• [YOUR OBJECTIVE] An exact copy of all records is expected, minus the images.

Website and app data records
++++++++++

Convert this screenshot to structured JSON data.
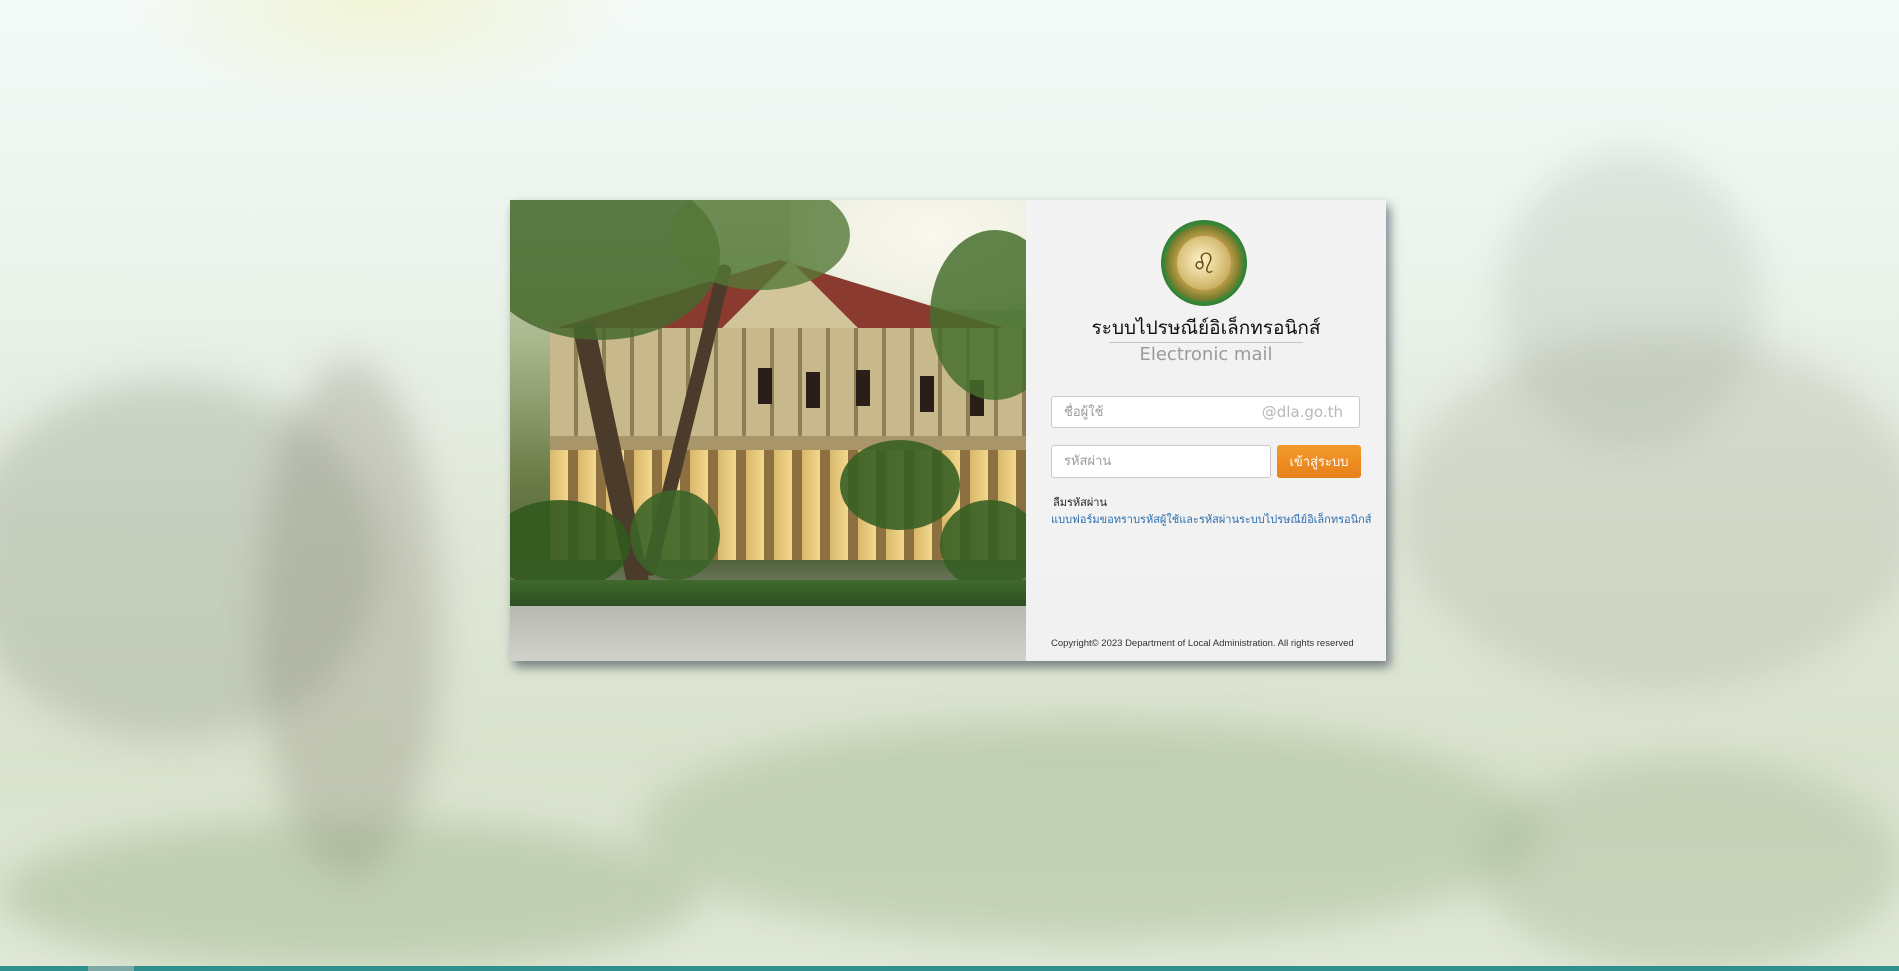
{
  "app": {
    "title_th": "ระบบไปรษณีย์อิเล็กทรอนิกส์",
    "title_en": "Electronic mail"
  },
  "form": {
    "username_placeholder": "ชื่อผู้ใช้",
    "domain_suffix": "@dla.go.th",
    "password_placeholder": "รหัสผ่าน",
    "login_button": "เข้าสู่ระบบ",
    "forgot_password_label": "ลืมรหัสผ่าน",
    "request_form_link": "แบบฟอร์มขอทราบรหัสผู้ใช้และรหัสผ่านระบบไปรษณีย์อิเล็กทรอนิกส์"
  },
  "footer": {
    "copyright": "Copyright© 2023 Department of Local Administration. All rights reserved"
  },
  "colors": {
    "accent": "#f0902a",
    "link": "#2a6fb0",
    "bottom_bar": "#2f8f8c"
  }
}
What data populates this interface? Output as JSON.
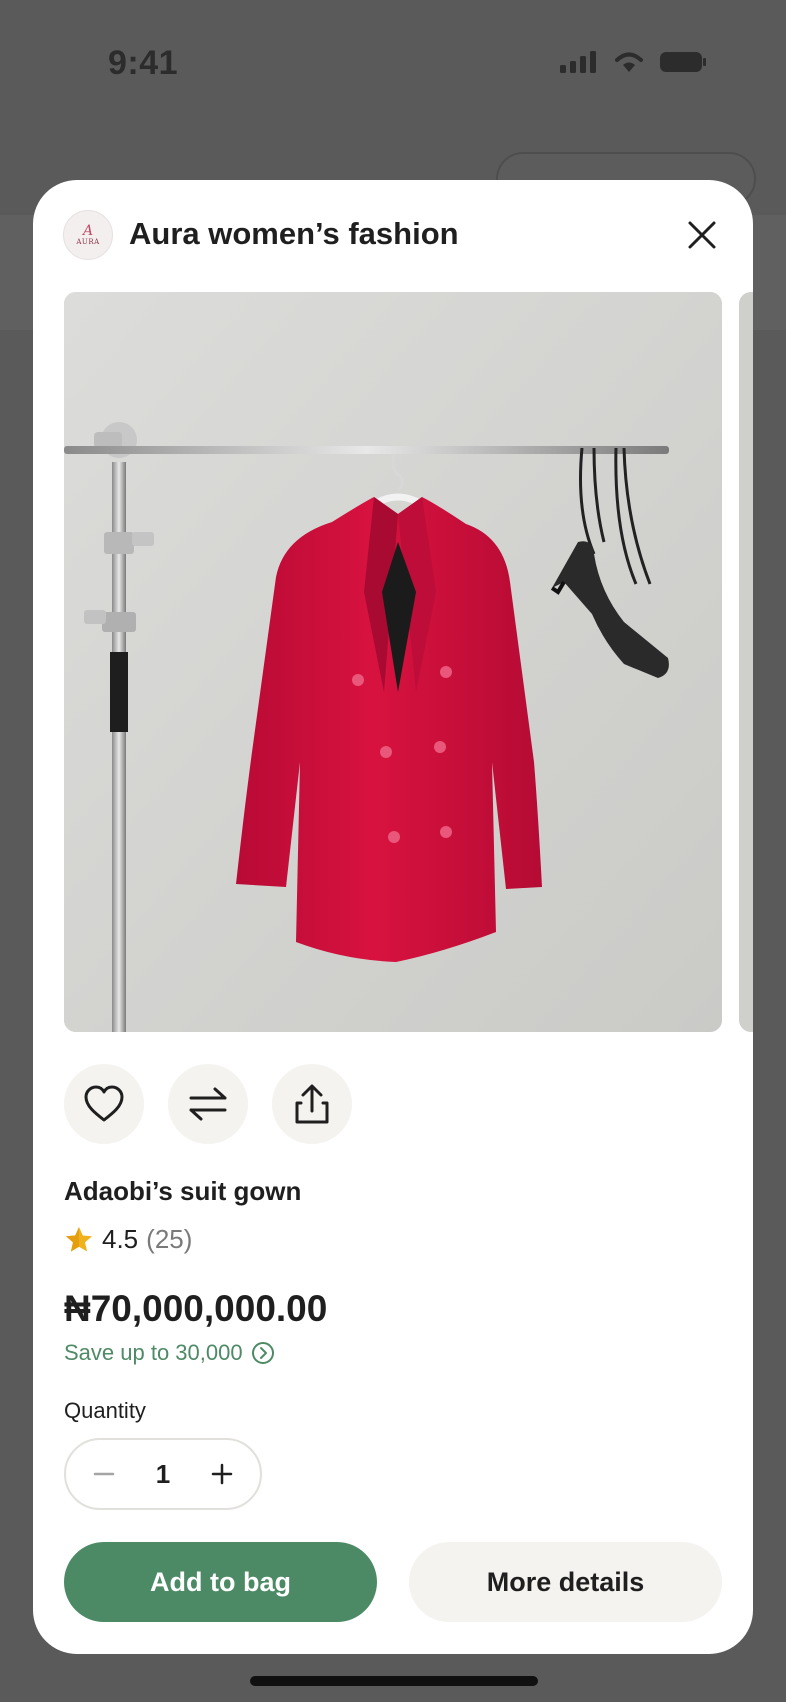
{
  "status_bar": {
    "time": "9:41"
  },
  "modal": {
    "store_name": "Aura women’s fashion",
    "store_logo_text": "AURA",
    "product": {
      "name": "Adaobi’s suit gown",
      "rating": "4.5",
      "rating_count": "(25)",
      "price": "₦70,000,000.00",
      "save_text": "Save up to 30,000",
      "quantity_label": "Quantity",
      "quantity": "1"
    },
    "buttons": {
      "add_to_bag": "Add to bag",
      "more_details": "More details"
    },
    "icons": {
      "close": "close-icon",
      "wishlist": "heart-icon",
      "compare": "compare-arrows-icon",
      "share": "share-icon",
      "star": "star-icon",
      "info": "chevron-right-circle-icon",
      "minus": "minus-icon",
      "plus": "plus-icon"
    }
  },
  "colors": {
    "accent_green": "#4c8a66",
    "save_text_green": "#4e8a65",
    "jacket_red": "#d0103f",
    "star_gold": "#f0b21c"
  }
}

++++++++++

• [ANSWER TO THIS TASK]
Convert this screenshot to structured JSON data.
{
  "app": {
    "title_th": "ระบบไปรษณีย์อิเล็กทรอนิกส์",
    "title_en": "Electronic mail"
  },
  "form": {
    "username_placeholder": "ชื่อผู้ใช้",
    "domain_suffix": "@dla.go.th",
    "password_placeholder": "รหัสผ่าน",
    "login_button": "เข้าสู่ระบบ",
    "forgot_password_label": "ลืมรหัสผ่าน",
    "request_form_link": "แบบฟอร์มขอทราบรหัสผู้ใช้และรหัสผ่านระบบไปรษณีย์อิเล็กทรอนิกส์"
  },
  "footer": {
    "copyright": "Copyright© 2023 Department of Local Administration. All rights reserved"
  },
  "colors": {
    "accent": "#f0902a",
    "link": "#2a6fb0",
    "bottom_bar": "#2f8f8c"
  }
}
What data populates this interface? Output as JSON.
{
  "status_bar": {
    "time": "9:41"
  },
  "modal": {
    "store_name": "Aura women’s fashion",
    "store_logo_text": "AURA",
    "product": {
      "name": "Adaobi’s suit gown",
      "rating": "4.5",
      "rating_count": "(25)",
      "price": "₦70,000,000.00",
      "save_text": "Save up to 30,000",
      "quantity_label": "Quantity",
      "quantity": "1"
    },
    "buttons": {
      "add_to_bag": "Add to bag",
      "more_details": "More details"
    },
    "icons": {
      "close": "close-icon",
      "wishlist": "heart-icon",
      "compare": "compare-arrows-icon",
      "share": "share-icon",
      "star": "star-icon",
      "info": "chevron-right-circle-icon",
      "minus": "minus-icon",
      "plus": "plus-icon"
    }
  },
  "colors": {
    "accent_green": "#4c8a66",
    "save_text_green": "#4e8a65",
    "jacket_red": "#d0103f",
    "star_gold": "#f0b21c"
  }
}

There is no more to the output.